In developing nations with limited consumer markets and low incomes in general, the average propensity to save tends to be high. The most notable example of this is China, where the savings rate is extremely high both on a national and household level, with the country saving nearly 50% of its gross domestic product (GDP) income in the first decade of the 21st century. Most modern industrialized nations have very low average propensity to save rates by household, however, with rates as of 2011 in the US being 3.6%, in the UK 5.4%, and 3.2% in Japan. Several reasons affect such a savings percentage, including the demographics of a population, rates of inflation, and unemployment levels. Nations that are modern day states yet still have comparatively very high average propensity to save rates, include Spain with a rate of 17%, Belgium at 13.1%, and France at 15.2%.

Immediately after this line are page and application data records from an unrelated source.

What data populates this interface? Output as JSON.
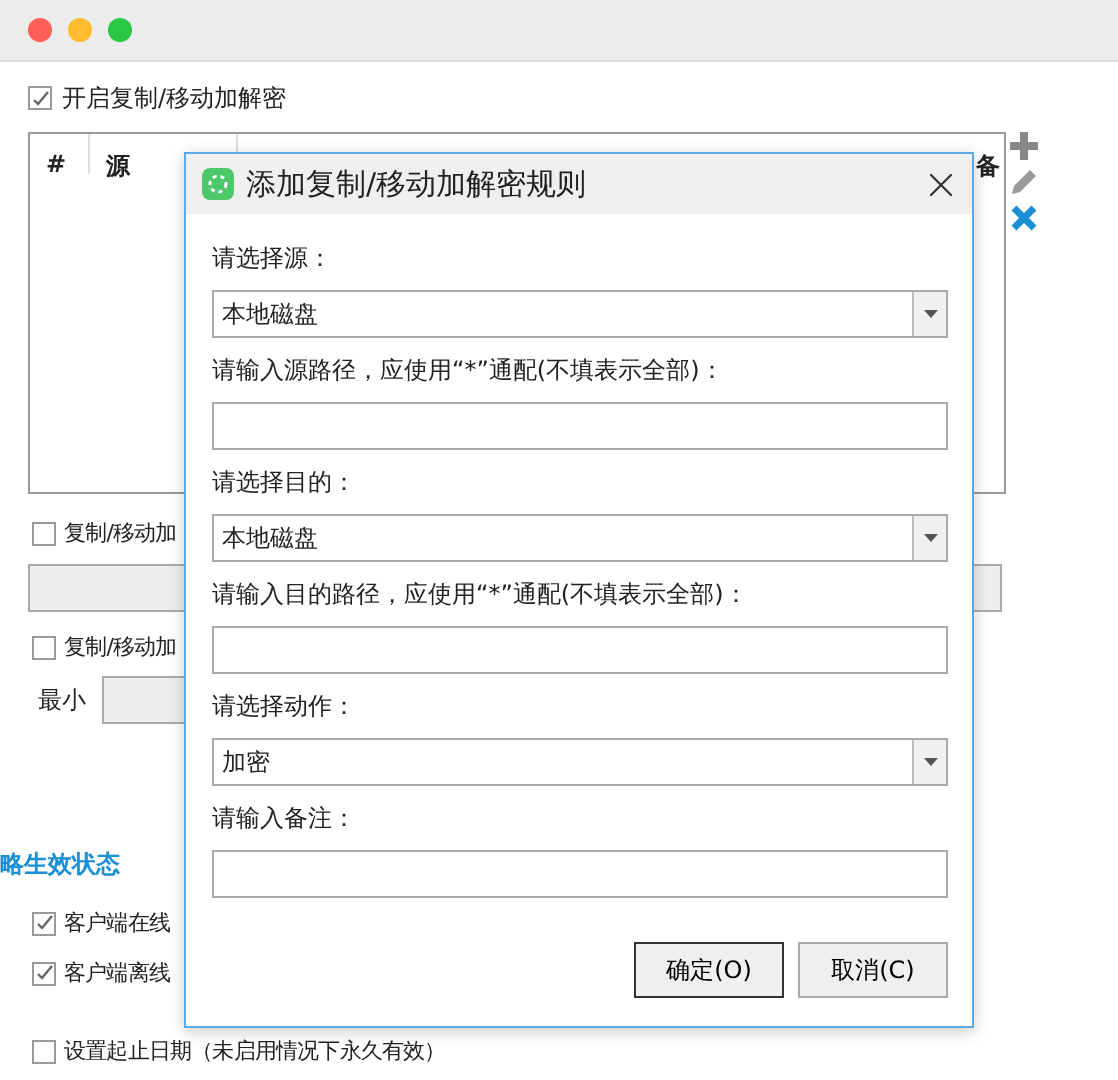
{
  "enable_checkbox": {
    "label": "开启复制/移动加解密",
    "checked": true
  },
  "rules_table": {
    "columns": [
      "#",
      "源",
      "备"
    ]
  },
  "option_rows": [
    {
      "kind": "checkbox",
      "label": "复制/移动加",
      "checked": false
    },
    {
      "kind": "field"
    },
    {
      "kind": "checkbox",
      "label": "复制/移动加",
      "checked": false
    },
    {
      "kind": "labeled_field",
      "label": "最小"
    }
  ],
  "section_title": "略生效状态",
  "status_options": [
    {
      "label": "客户端在线",
      "checked": true
    },
    {
      "label": "客户端离线",
      "checked": true
    },
    {
      "label": "设置起止日期（未启用情况下永久有效）",
      "checked": false
    }
  ],
  "dialog": {
    "title": "添加复制/移动加解密规则",
    "fields": [
      {
        "kind": "select",
        "label": "请选择源：",
        "value": "本地磁盘"
      },
      {
        "kind": "text",
        "label": "请输入源路径，应使用“*”通配(不填表示全部)："
      },
      {
        "kind": "select",
        "label": "请选择目的：",
        "value": "本地磁盘"
      },
      {
        "kind": "text",
        "label": "请输入目的路径，应使用“*”通配(不填表示全部)："
      },
      {
        "kind": "select",
        "label": "请选择动作：",
        "value": "加密"
      },
      {
        "kind": "text",
        "label": "请输入备注："
      }
    ],
    "buttons": [
      {
        "label": "确定(O)",
        "default": true
      },
      {
        "label": "取消(C)",
        "default": false
      }
    ]
  }
}
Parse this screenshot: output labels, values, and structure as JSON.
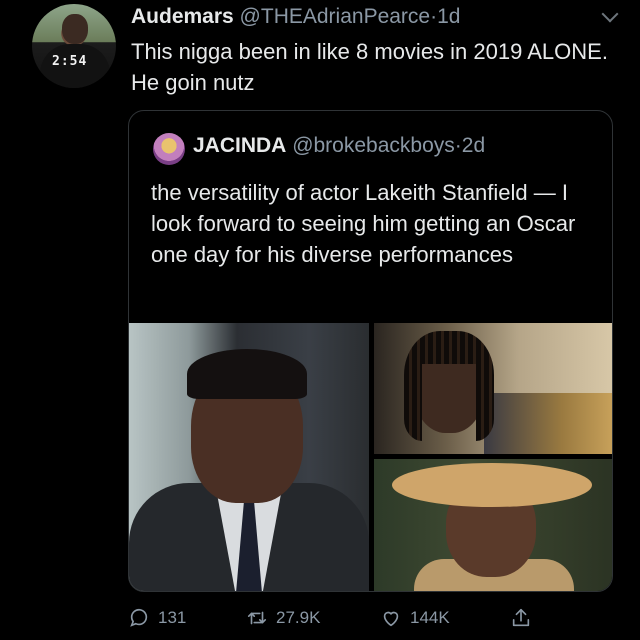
{
  "tweet": {
    "author_name": "Audemars",
    "author_handle": "@THEAdrianPearce",
    "separator": "·",
    "time": "1d",
    "text": "This nigga been in like 8 movies in 2019 ALONE. He goin nutz",
    "avatar_shirt_text": "2:54"
  },
  "quoted_tweet": {
    "author_name": "JACINDA",
    "author_handle": "@brokebackboys",
    "separator": "·",
    "time": "2d",
    "text": "the versatility of actor Lakeith Stanfield — I look forward to seeing him getting an Oscar one day for his diverse performances"
  },
  "actions": {
    "replies": "131",
    "retweets": "27.9K",
    "likes": "144K"
  },
  "icons": {
    "reply": "reply-icon",
    "retweet": "retweet-icon",
    "like": "heart-icon",
    "share": "share-icon",
    "menu": "chevron-down-icon"
  }
}
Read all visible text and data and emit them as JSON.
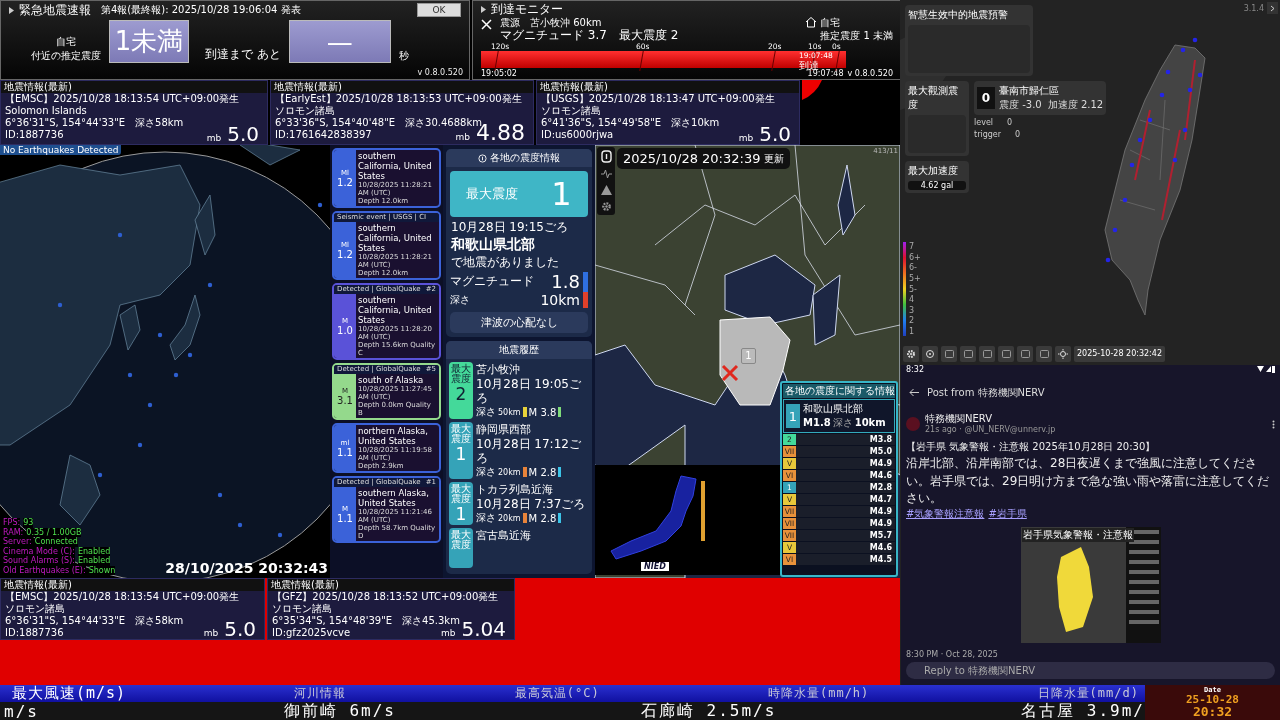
{
  "eew": {
    "title": "緊急地震速報",
    "report": "第4報(最終報): 2025/10/28 19:06:04 発表",
    "ok": "OK",
    "home_label": "自宅",
    "estimate_label": "付近の推定震度",
    "intensity": "1未満",
    "until_label": "到達まで あと",
    "seconds": "—",
    "seconds_unit": "秒",
    "version": "v 0.8.0.520"
  },
  "monitor": {
    "title": "到達モニター",
    "epicenter": "震源　苫小牧沖 60km",
    "magnitude": "マグニチュード 3.7　最大震度 2",
    "home": "自宅",
    "home_estimate": "推定震度 1 未満",
    "ticks": [
      "120s",
      "60s",
      "20s",
      "10s",
      "0s"
    ],
    "start_time": "19:05:02",
    "arrival_time": "19:07:48",
    "arrival_label": "到達",
    "now": "19:07:48",
    "version": "v 0.8.0.520"
  },
  "top_cards": [
    {
      "header": "地震情報(最新)",
      "source": "【EMSC】2025/10/28  18:13:54  UTC+09:00発生",
      "place": "Solomon Islands",
      "coords": "6°36'31\"S,  154°44'33\"E　深さ58km",
      "id": "ID:1887736",
      "scale": "mb",
      "magnitude": "5.0"
    },
    {
      "header": "地震情報(最新)",
      "source": "【EarlyEst】2025/10/28  18:13:53  UTC+09:00発生",
      "place": "ソロモン諸島",
      "coords": "6°33'36\"S,  154°40'48\"E　深さ30.4688km",
      "id": "ID:1761642838397",
      "scale": "mb",
      "magnitude": "4.88"
    },
    {
      "header": "地震情報(最新)",
      "source": "【USGS】2025/10/28  18:13:47  UTC+09:00発生",
      "place": "ソロモン諸島",
      "coords": "6°41'36\"S,  154°49'58\"E　深さ10km",
      "id": "ID:us6000rjwa",
      "scale": "mb",
      "magnitude": "5.0"
    }
  ],
  "globe": {
    "status": "No Earthquakes Detected",
    "stats": [
      {
        "label": "FPS:",
        "value": "93"
      },
      {
        "label": "RAM:",
        "value": "0.35 / 1.00GB"
      },
      {
        "label": "Server:",
        "value": "Connected"
      },
      {
        "label": "Cinema Mode (C):",
        "value": "Enabled"
      },
      {
        "label": "Sound Alarms (S):",
        "value": "Enabled"
      },
      {
        "label": "Old Earthquakes (E):",
        "value": "Shown"
      }
    ],
    "timestamp": "28/10/2025 20:32:43"
  },
  "quake_list": {
    "items": [
      {
        "mag_type": "Ml",
        "magnitude": "1.2",
        "place": "southern California, United States",
        "time": "10/28/2025 11:28:21 AM (UTC)",
        "depth": "Depth 12.0km",
        "color": "#3b62d9"
      },
      {
        "header": "Seismic event | USGS | CI",
        "mag_type": "Ml",
        "magnitude": "1.2",
        "place": "southern California, United States",
        "time": "10/28/2025 11:28:21 AM (UTC)",
        "depth": "Depth 12.0km",
        "color": "#3b62d9"
      },
      {
        "header": "Detected | GlobalQuake",
        "number": "#2",
        "mag_type": "M",
        "magnitude": "1.0",
        "place": "southern California, United States",
        "time": "10/28/2025 11:28:20 AM (UTC)",
        "depth": "Depth 15.6km",
        "quality": "Quality C",
        "color": "#5a52d8"
      },
      {
        "header": "Detected | GlobalQuake",
        "number": "#5",
        "mag_type": "M",
        "magnitude": "3.1",
        "place": "south of Alaska",
        "time": "10/28/2025 11:27:45 AM (UTC)",
        "depth": "Depth 0.0km",
        "quality": "Quality B",
        "color": "#94d98c"
      },
      {
        "mag_type": "ml",
        "magnitude": "1.1",
        "place": "northern Alaska, United States",
        "time": "10/28/2025 11:19:58 AM (UTC)",
        "depth": "Depth 2.9km",
        "color": "#3b62d9"
      },
      {
        "header": "Detected | GlobalQuake",
        "number": "#1",
        "mag_type": "M",
        "magnitude": "1.1",
        "place": "southern Alaska, United States",
        "time": "10/28/2025 11:21:46 AM (UTC)",
        "depth": "Depth 58.7km",
        "quality": "Quality D",
        "color": "#3b62d9"
      }
    ]
  },
  "info": {
    "title": "各地の震度情報",
    "max_label": "最大震度",
    "max_intensity": "1",
    "time": "10月28日 19:15ごろ",
    "place": "和歌山県北部",
    "occurred": "で地震がありました",
    "magnitude_label": "マグニチュード",
    "magnitude": {
      "value": "1.8",
      "color": "#2f6fe0"
    },
    "depth_label": "深さ",
    "depth": {
      "value": "10km",
      "color": "#e0402a"
    },
    "tsunami": "津波の心配なし"
  },
  "history": {
    "title": "地震履歴",
    "items": [
      {
        "label": "最大震度",
        "intensity": "2",
        "color": "#44d99a",
        "place": "苫小牧沖",
        "time": "10月28日 19:05ごろ",
        "depth_label": "深さ",
        "depth": {
          "value": "50km",
          "color": "#e8d23a"
        },
        "magnitude": {
          "value": "M 3.8",
          "color": "#7fdc7a"
        }
      },
      {
        "label": "最大震度",
        "intensity": "1",
        "color": "#35a3b8",
        "place": "静岡県西部",
        "time": "10月28日 17:12ごろ",
        "depth_label": "深さ",
        "depth": {
          "value": "20km",
          "color": "#e8833a"
        },
        "magnitude": {
          "value": "M 2.8",
          "color": "#3cc4e8"
        }
      },
      {
        "label": "最大震度",
        "intensity": "1",
        "color": "#35a3b8",
        "place": "トカラ列島近海",
        "time": "10月28日 7:37ごろ",
        "depth_label": "深さ",
        "depth": {
          "value": "20km",
          "color": "#e8833a"
        },
        "magnitude": {
          "value": "M 2.8",
          "color": "#3cc4e8"
        }
      },
      {
        "label": "最大震度",
        "color": "#35a3b8",
        "place": "宮古島近海"
      }
    ]
  },
  "map": {
    "timestamp": "2025/10/28  20:32:39",
    "updated": "更新",
    "version": "413/11",
    "marker": "1",
    "inset_logo": "NIED"
  },
  "intensity_panel": {
    "title": "各地の震度に関する情報",
    "latest": {
      "intensity": "1",
      "place": "和歌山県北部",
      "magnitude": "M1.8",
      "depth_label": "深さ",
      "depth": "10km"
    },
    "items": [
      {
        "intensity": "2",
        "color": "#44d99a",
        "magnitude": "M3.8"
      },
      {
        "intensity": "VII",
        "color": "#e8913a",
        "magnitude": "M5.0"
      },
      {
        "intensity": "V",
        "color": "#e8c83a",
        "magnitude": "M4.9"
      },
      {
        "intensity": "VI",
        "color": "#e8913a",
        "magnitude": "M4.6"
      },
      {
        "intensity": "1",
        "color": "#35a3b8",
        "magnitude": "M2.8"
      },
      {
        "intensity": "V",
        "color": "#e8c83a",
        "magnitude": "M4.7"
      },
      {
        "intensity": "VII",
        "color": "#e8913a",
        "magnitude": "M4.9"
      },
      {
        "intensity": "VII",
        "color": "#e8913a",
        "magnitude": "M4.9"
      },
      {
        "intensity": "VII",
        "color": "#e8913a",
        "magnitude": "M5.7"
      },
      {
        "intensity": "V",
        "color": "#e8c83a",
        "magnitude": "M4.6"
      },
      {
        "intensity": "VI",
        "color": "#e8913a",
        "magnitude": "M4.5"
      }
    ]
  },
  "taiwan": {
    "title": "智慧生效中的地震預警",
    "max_observed_label": "最大觀測震度",
    "station_intensity": "0",
    "station": "臺南市歸仁區",
    "station_intensity_reading": "震度 -3.0",
    "station_accel": "加速度 2.12",
    "level_label": "level",
    "level": "0",
    "trigger_label": "trigger",
    "trigger": "0",
    "max_accel_label": "最大加速度",
    "max_accel": "4.62 gal",
    "version": "3.1.4",
    "scale": [
      "7",
      "6+",
      "6-",
      "5+",
      "5-",
      "4",
      "3",
      "2",
      "1"
    ],
    "timestamp": "2025-10-28 20:32:42"
  },
  "post": {
    "clock": "8:32",
    "header": "Post from 特務機関NERV",
    "author": "特務機関NERV",
    "meta": "21s ago · @UN_NERV@unnerv.jp",
    "title": "【岩手県 気象警報・注意報 2025年10月28日 20:30】",
    "body": "沿岸北部、沿岸南部では、28日夜遅くまで強風に注意してください。岩手県では、29日明け方まで急な強い雨や落雷に注意してください。",
    "hashtags": [
      "#気象警報注意報",
      "#岩手県"
    ],
    "image_title": "岩手県気象警報・注意報",
    "posted": "8:30 PM · Oct 28, 2025",
    "reply_placeholder": "Reply to 特務機関NERV"
  },
  "bottom_cards": [
    {
      "header": "地震情報(最新)",
      "source": "【EMSC】2025/10/28  18:13:54  UTC+09:00発生",
      "place": "ソロモン諸島",
      "coords": "6°36'31\"S,  154°44'33\"E　深さ58km",
      "id": "ID:1887736",
      "scale": "mb",
      "magnitude": "5.0"
    },
    {
      "header": "地震情報(最新)",
      "source": "【GFZ】2025/10/28  18:13:52  UTC+09:00発生",
      "place": "ソロモン諸島",
      "coords": "6°35'34\"S,  154°48'39\"E　深さ45.3km",
      "id": "ID:gfz2025vcve",
      "scale": "mb",
      "magnitude": "5.04"
    }
  ],
  "ticker": {
    "headings": [
      "最大風速(m/s)",
      "河川情報",
      "最高気温(°C)",
      "時降水量(mm/h)",
      "日降水量(mm/d)"
    ],
    "values": [
      "m/s",
      "御前崎 6m/s",
      "石廊崎 2.5m/s",
      "名古屋 3.9m/"
    ],
    "date_label": "Date",
    "date": "25-10-28",
    "time": "20:32"
  }
}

A closely related concept to average propensity to save is Marginal Propensity to Save (MPS), which targets increasing income levels. As an individual's or nation's income increases, the marginal propensity to save also increases as a percentage of the whole. This is a another key modifier in economics theories promoted by Keynes, and is a ratio that shows the change in savings percentages as the change in income percentages grows. China is the most notable example of a high MPS rate, where it exceeded 60% growth during the first decade of the 21st century.
The flip side to savings rates are two other fundamental concepts used in Keynesian economics, which are the Average Propensity to Consume (APC) and the Marginal Propensity to Consume (MPC). If a household's average propensity to save from disposable income is 5.4% as in the UK, then the average UK household has a APC of 94.6% for its disposable income. MPC is equally the reverse of MPS and is a ratio based on the change in consumption levels as the change in disposable income takes place. Consumption rates are typically high in modern, industrialized nations because of the proliferation of goods and services available, and the consumer base to societies that fuels job growth. As incomes increase, there is less of a need to spend on more goods and services, so consumption rates typically drop as a percentage of the whole.